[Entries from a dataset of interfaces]
● ● ● ●
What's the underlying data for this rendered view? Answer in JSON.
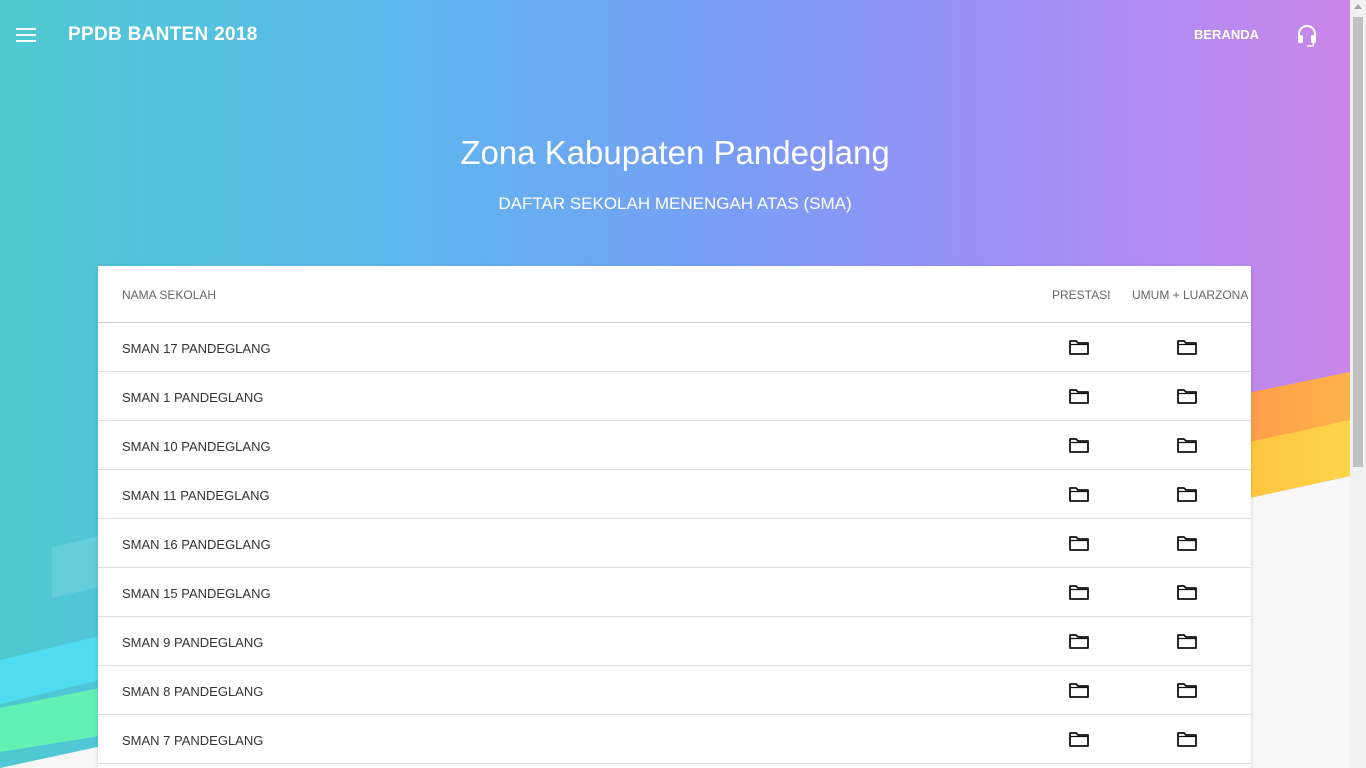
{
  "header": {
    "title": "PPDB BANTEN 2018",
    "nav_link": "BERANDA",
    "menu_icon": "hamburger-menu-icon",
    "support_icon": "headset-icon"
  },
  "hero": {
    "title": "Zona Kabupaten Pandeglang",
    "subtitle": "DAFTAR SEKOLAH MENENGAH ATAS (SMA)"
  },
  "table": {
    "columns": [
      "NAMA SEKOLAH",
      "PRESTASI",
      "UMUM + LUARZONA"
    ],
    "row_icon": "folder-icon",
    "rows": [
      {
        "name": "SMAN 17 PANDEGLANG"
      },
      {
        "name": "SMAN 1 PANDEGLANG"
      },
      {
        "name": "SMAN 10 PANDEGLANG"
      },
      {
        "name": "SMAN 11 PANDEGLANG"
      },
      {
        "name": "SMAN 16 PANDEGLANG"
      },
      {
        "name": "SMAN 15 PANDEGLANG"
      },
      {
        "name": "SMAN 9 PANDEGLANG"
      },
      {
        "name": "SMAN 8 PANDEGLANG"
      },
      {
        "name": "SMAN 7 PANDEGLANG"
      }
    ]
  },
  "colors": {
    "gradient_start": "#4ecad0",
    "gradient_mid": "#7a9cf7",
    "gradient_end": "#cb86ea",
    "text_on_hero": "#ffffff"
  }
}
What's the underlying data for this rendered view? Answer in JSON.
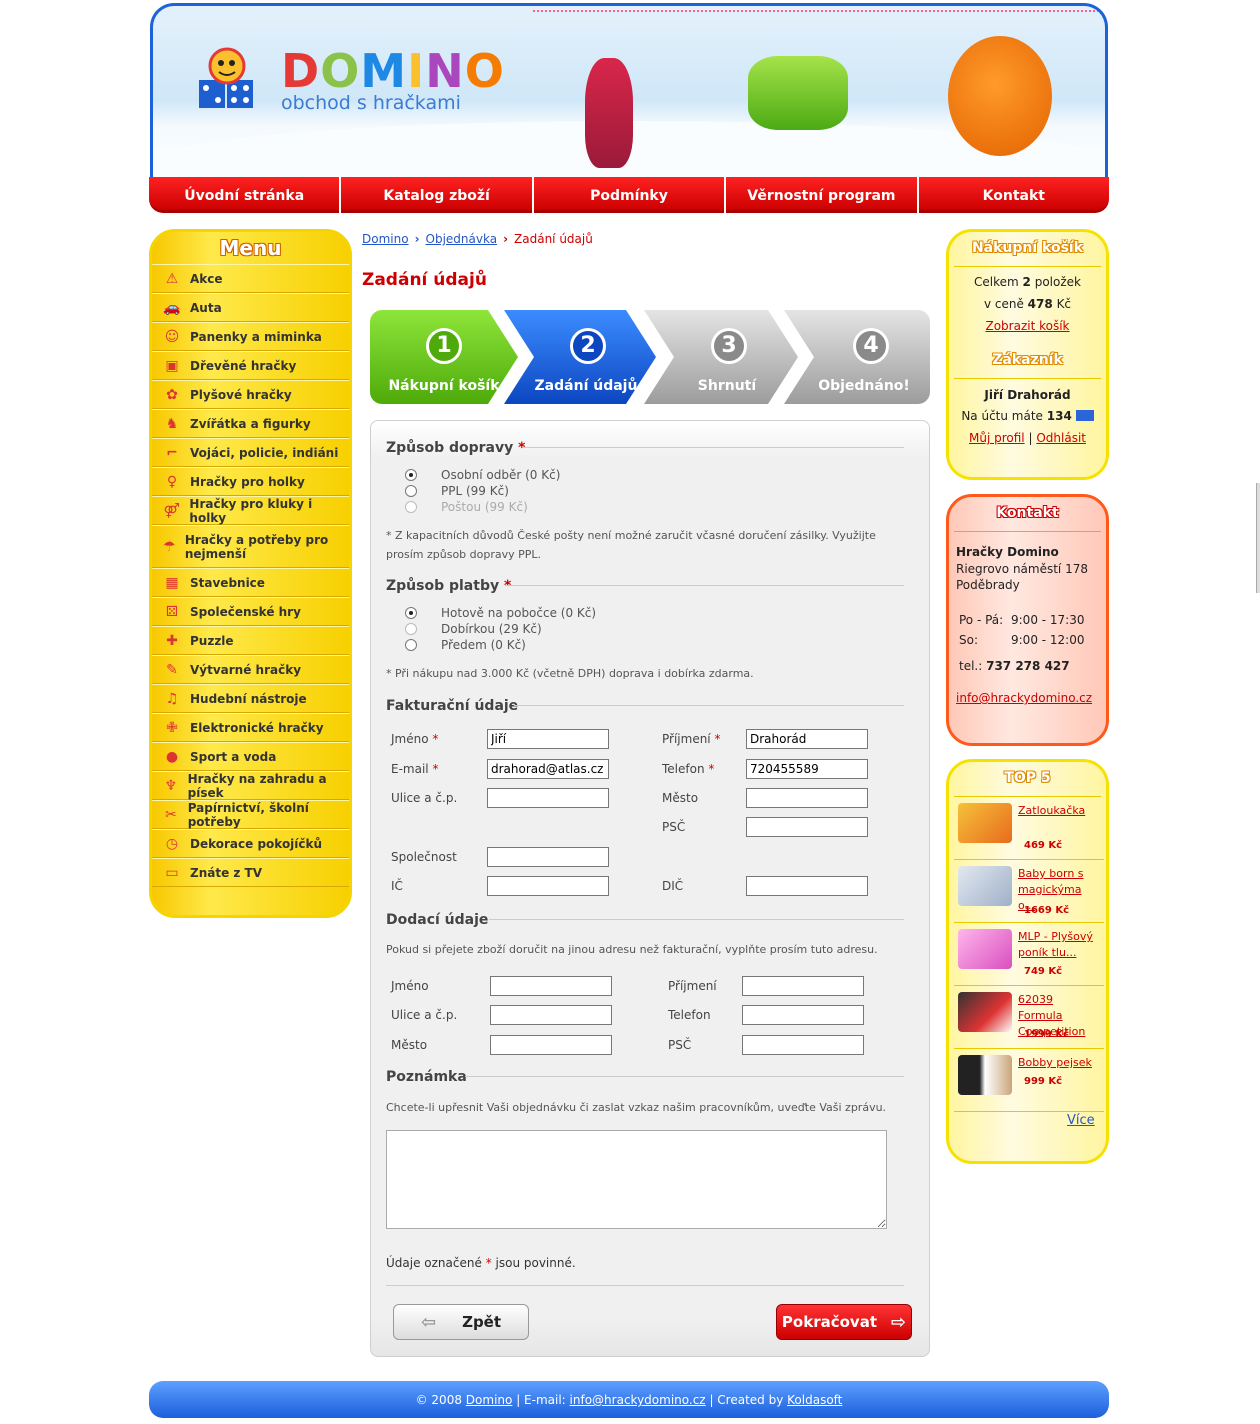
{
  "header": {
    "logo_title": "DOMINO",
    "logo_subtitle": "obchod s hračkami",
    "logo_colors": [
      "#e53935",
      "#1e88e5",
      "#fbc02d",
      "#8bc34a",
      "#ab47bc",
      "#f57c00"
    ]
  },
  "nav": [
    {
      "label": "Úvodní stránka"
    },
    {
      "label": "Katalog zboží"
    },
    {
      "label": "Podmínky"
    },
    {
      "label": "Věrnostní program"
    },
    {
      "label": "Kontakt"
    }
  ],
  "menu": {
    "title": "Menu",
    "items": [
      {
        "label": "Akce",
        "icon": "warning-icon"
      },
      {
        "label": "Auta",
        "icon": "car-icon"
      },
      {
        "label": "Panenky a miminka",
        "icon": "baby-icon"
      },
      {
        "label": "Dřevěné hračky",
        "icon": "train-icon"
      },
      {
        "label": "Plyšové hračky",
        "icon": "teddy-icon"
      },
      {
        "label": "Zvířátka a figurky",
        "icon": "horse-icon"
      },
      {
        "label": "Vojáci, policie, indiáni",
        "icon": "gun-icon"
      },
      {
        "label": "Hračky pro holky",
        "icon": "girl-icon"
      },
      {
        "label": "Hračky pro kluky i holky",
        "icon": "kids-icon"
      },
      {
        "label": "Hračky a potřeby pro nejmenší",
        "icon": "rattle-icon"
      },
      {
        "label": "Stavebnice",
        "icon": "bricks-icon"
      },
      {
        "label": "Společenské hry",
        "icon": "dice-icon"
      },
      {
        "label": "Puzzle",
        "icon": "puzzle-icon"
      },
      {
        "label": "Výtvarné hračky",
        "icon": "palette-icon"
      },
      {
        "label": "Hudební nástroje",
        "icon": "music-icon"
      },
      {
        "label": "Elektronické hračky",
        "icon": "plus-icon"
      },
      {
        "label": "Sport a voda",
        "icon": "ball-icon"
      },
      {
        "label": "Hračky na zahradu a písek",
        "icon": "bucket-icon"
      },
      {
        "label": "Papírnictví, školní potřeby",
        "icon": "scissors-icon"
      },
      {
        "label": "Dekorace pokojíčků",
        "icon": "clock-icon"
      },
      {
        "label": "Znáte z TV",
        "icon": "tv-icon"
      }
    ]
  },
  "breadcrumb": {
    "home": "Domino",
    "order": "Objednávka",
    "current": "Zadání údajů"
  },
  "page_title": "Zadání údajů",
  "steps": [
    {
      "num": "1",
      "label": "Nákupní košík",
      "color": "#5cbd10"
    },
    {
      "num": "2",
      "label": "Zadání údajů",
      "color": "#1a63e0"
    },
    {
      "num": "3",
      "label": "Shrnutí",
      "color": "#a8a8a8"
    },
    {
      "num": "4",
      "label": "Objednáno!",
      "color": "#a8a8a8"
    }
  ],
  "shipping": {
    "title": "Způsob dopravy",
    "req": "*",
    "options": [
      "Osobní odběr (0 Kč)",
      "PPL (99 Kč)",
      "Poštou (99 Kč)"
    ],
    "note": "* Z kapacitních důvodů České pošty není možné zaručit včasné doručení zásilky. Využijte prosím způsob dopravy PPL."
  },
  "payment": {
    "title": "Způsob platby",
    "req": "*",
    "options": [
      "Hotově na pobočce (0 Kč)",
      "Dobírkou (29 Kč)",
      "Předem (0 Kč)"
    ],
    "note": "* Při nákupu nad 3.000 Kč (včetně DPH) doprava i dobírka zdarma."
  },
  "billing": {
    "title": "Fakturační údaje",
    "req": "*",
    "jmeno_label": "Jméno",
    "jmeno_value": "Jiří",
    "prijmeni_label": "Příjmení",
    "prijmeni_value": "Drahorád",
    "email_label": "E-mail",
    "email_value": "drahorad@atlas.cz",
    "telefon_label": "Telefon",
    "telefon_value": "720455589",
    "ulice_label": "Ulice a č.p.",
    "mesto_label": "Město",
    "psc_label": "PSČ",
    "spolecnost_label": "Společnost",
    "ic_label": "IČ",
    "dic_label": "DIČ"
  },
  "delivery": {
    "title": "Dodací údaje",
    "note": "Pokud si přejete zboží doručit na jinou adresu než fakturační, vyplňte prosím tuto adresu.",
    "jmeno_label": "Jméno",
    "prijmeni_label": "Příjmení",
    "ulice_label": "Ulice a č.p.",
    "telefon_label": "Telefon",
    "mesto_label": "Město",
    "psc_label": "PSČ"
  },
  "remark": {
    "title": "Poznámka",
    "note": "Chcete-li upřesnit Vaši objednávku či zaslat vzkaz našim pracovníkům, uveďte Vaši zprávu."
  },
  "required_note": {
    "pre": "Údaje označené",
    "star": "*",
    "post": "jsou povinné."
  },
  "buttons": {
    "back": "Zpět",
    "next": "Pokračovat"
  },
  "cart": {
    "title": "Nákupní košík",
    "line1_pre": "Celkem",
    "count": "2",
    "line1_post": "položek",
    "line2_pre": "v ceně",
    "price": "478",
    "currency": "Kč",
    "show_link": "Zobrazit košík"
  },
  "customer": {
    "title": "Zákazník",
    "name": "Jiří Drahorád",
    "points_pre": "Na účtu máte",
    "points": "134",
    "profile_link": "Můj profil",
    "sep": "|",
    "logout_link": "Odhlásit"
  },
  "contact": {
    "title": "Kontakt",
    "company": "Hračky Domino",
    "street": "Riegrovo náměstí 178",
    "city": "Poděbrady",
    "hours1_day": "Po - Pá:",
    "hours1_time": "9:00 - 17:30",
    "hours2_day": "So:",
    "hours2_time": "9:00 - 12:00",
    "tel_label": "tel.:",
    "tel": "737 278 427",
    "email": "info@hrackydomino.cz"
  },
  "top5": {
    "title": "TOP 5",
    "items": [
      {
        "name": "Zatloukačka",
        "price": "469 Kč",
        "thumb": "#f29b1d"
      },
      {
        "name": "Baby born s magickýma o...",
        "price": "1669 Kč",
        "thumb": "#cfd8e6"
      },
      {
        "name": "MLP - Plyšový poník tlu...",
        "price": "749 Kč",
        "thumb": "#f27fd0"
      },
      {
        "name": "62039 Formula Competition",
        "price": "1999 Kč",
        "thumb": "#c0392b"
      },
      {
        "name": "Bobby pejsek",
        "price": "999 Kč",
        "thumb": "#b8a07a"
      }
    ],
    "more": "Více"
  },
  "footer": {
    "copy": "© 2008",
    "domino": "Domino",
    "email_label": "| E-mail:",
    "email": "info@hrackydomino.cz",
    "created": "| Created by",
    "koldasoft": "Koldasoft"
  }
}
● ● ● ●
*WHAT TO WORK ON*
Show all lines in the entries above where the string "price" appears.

*SOLUTION FOR THIS EXERCISE*
    "price": "478",
        "price": "469 Kč",
        "price": "1669 Kč",
        "price": "749 Kč",
        "price": "1999 Kč",
        "price": "999 Kč",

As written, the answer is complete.